He even cited one example – of a player unmoved by the chance to play in front of 40,000-plus impassioned Wearsiders, opting instead for half the crowd, half the passion, but twice the shopping in the West End.
“If players are starting to go to clubs just because they're in London and they're not even that big a club, it's clearly down to the shops,” he said.
“We had a player who didn't even ring us back [about a contract offer] this summer because his wife wanted to move to London – and, yes, shopping was mentioned. To me it's wrong to sign for a club with half the crowds and less attention [than Sunderland].”
Now this may well be wholly unfair on Master Shawcross. And let's say that it is; let's insist that he is the exception to the rule. Let's just work on the basis of both Sunderland and Norwich chasing someone of Shawcross' ilk; let's deal in stereo-types.
Because the simple fact of the matter is that if you are a 19-year-old Manchester United youngster born, bred and presumeably living in leafy Cheshire, you can pretty much bet your bottom dollar that you will be part of a very glitzy 'set'.
That your life will be straight out of the pages of 'Hello!'; that you will knock about with the cast of Hollyoaks; that your latest Mrs may very well have featured on the cover of FHM; that you do get tickets to a party at Rio's new place; that you get to Wayne's house-warming.
That's what Keane is railing against; what he sees as the corroding of this samurai-like code of conduct that underpins a true professional's calling; Keane lives to a warrior creed; Grant shares much of it – until one becomes the manager of Manchester United, the other the boss of Celtic, both are going to be fighting against this generational and geographical tide.
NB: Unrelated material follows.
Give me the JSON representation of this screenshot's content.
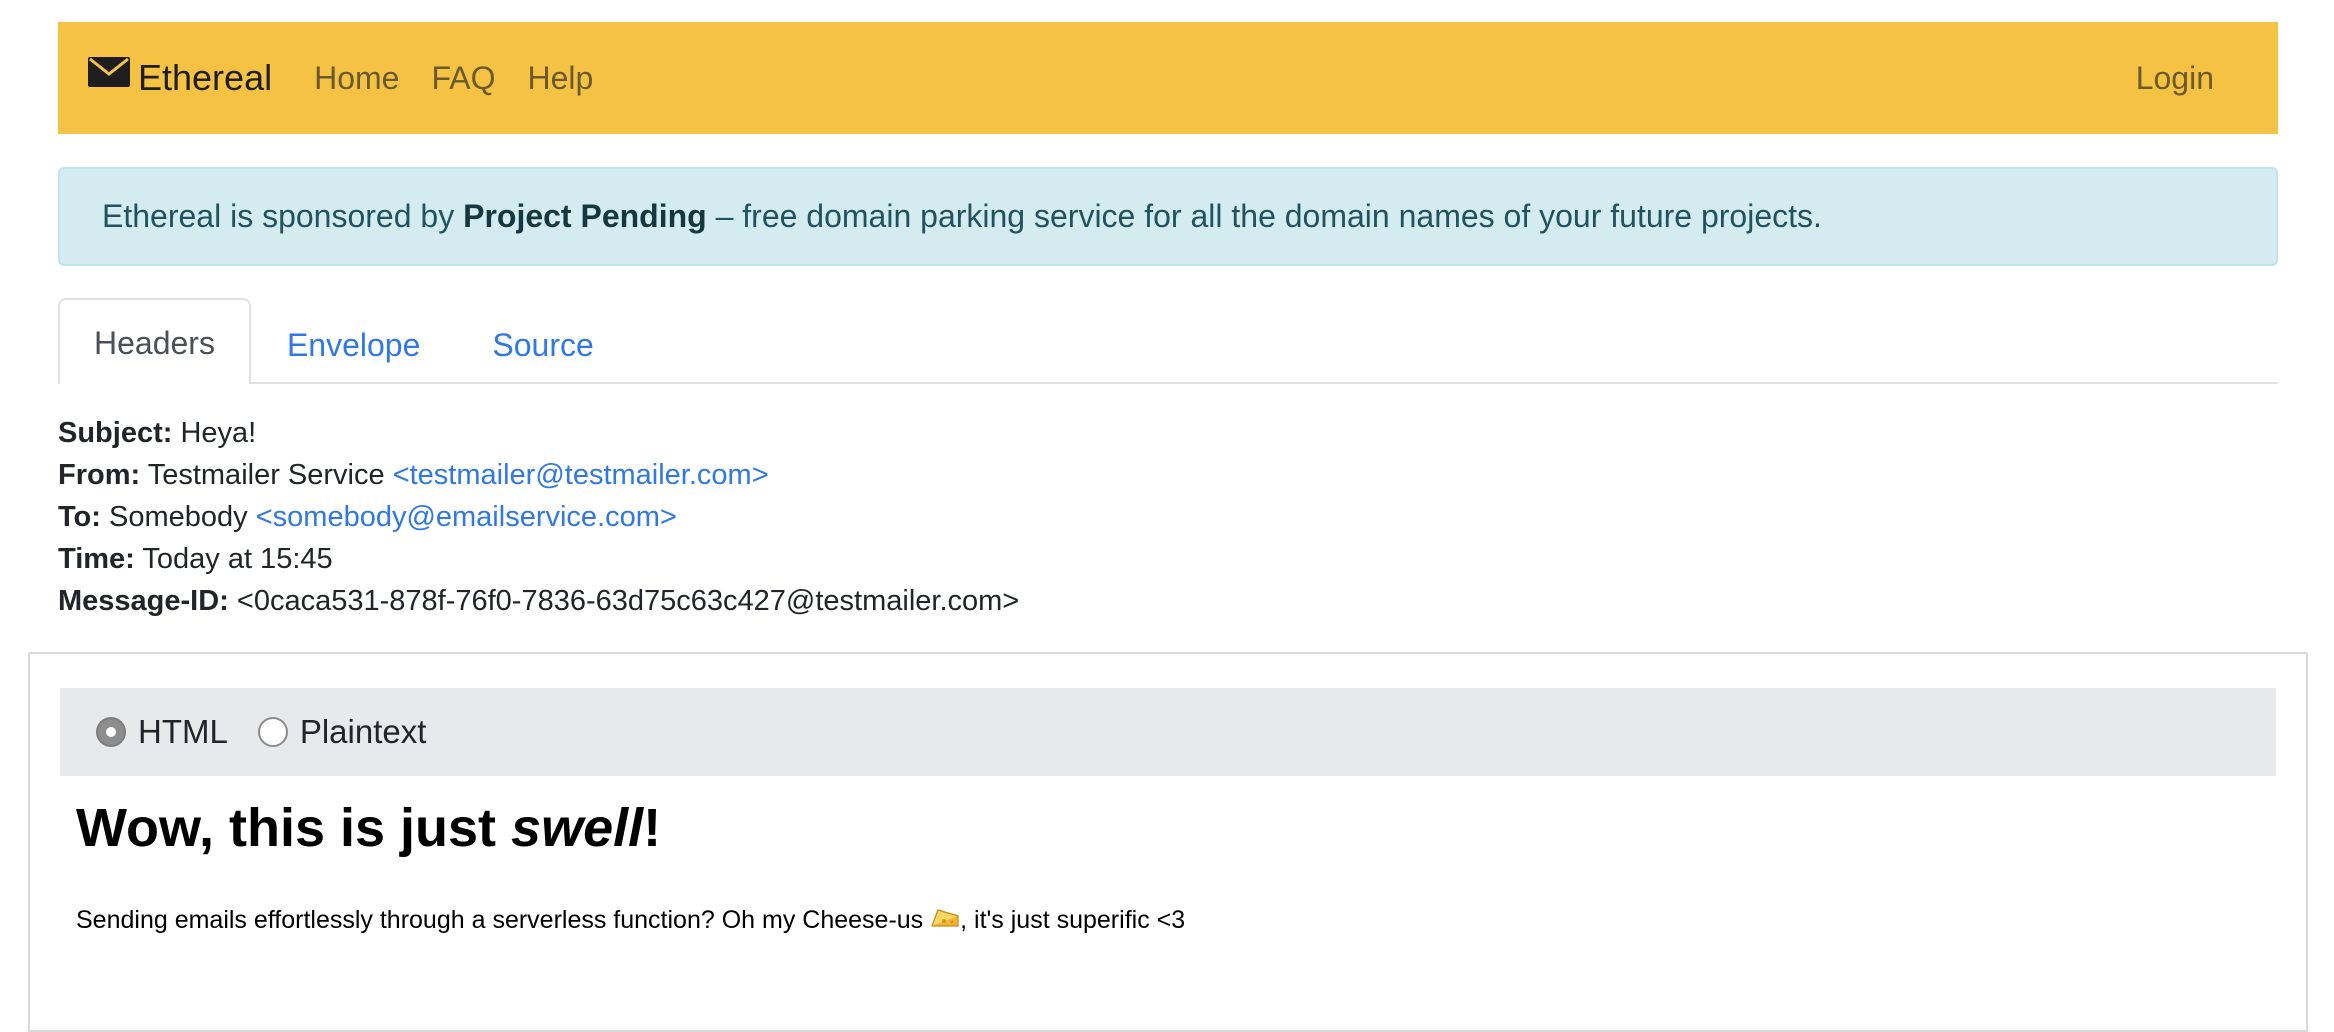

Which is why, for example, bringing both Jamie Cureton and Darel Russell back to the fold this summer is a cute, cute move – having been here before, they both get 'it'. For Russell, it is also within striking distance of London – he knows how little time it can take on a good run down the M11.
The problem comes – as Keane is now discovering – when you look to go the next step up recruitment-wise. To get a Shawcross in on loan. Or, for example, to persuade Mr and, presumeably, Mrs Nugent that Wearside is the place for them.
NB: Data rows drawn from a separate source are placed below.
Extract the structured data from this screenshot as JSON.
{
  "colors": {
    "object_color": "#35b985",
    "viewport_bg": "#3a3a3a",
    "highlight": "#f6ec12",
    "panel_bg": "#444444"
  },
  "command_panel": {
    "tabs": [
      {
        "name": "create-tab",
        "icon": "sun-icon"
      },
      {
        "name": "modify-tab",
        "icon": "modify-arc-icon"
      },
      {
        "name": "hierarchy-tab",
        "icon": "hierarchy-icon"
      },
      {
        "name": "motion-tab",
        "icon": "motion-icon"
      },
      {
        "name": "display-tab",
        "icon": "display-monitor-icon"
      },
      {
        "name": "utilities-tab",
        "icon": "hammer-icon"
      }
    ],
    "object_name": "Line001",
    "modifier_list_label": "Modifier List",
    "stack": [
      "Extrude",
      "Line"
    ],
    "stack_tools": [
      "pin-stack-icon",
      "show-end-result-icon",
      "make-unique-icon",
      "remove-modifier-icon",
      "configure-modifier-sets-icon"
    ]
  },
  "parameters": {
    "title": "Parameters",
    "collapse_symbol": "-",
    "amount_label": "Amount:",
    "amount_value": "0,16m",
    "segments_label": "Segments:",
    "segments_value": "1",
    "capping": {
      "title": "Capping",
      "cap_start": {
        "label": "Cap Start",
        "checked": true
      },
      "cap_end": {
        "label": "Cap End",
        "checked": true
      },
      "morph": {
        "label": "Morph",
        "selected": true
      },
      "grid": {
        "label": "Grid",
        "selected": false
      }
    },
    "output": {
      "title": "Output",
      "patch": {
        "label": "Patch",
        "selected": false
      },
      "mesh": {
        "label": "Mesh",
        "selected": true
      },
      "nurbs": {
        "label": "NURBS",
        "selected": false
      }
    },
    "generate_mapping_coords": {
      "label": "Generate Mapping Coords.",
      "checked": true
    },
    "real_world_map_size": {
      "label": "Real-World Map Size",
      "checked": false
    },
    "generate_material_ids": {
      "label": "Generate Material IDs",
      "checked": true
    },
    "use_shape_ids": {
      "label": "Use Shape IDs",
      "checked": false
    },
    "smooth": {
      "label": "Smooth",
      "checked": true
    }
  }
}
Michael Chopra was the Cureton option; bring the local boy home.
Quite where this all ends is anyone's guess.
It is, you strongly sense, in neither man's DNA to make up for any perceived shopping shortfall by making the player's weekly wage packet bulge that little bit further; nor are the two respective cities about to offer the kind of 'Hello!' exposure that all-too many a player's wife or girlfriend might now both crave and demand.
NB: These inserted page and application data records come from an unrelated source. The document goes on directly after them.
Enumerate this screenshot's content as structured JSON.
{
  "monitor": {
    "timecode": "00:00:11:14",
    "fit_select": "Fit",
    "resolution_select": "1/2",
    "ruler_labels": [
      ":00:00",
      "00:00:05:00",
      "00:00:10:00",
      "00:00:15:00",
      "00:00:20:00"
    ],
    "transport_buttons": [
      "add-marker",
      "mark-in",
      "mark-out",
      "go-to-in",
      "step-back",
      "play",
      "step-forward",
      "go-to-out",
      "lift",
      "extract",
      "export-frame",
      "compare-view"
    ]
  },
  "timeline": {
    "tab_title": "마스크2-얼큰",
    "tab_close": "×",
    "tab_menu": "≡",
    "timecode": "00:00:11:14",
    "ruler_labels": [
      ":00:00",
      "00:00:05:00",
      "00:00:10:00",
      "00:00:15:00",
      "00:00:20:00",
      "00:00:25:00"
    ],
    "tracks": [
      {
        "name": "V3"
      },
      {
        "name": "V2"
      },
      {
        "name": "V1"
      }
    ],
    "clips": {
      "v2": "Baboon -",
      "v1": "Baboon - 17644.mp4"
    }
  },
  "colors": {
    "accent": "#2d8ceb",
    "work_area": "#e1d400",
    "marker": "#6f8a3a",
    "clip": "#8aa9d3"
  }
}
Jimmy Smith might be the straw we all have to cling to. If you can still find a 20-year-old Londoner who 'gets' what sort of opportunity Norwich are offering him; of what benefit a four-month tour of duty in Norfolk could be to his footballing education, then there might – just – be hope.
In fairness, in his short spell here he didn't come across at all David Bentley.
Otherwise, the answer has to lie closer to home – at the feet of, say, a Chrissy Martin.
That rather than looking to the boutiques and bars of Cheshire for a young man of genuine Premiership class, you trust that in the market places of Beccles and Fakenham lies part of your answer.
Whether or not, even then, the Martins of this world will display the same kind of footballer-warrior creed evident in both Messrs Keane and Grant is another matter.
Between them, the Hello-style fame that accompanies a young footballer's fortune have the ability to corrupt the very best of hearts – and break those with a simple and straight-forward love of the game.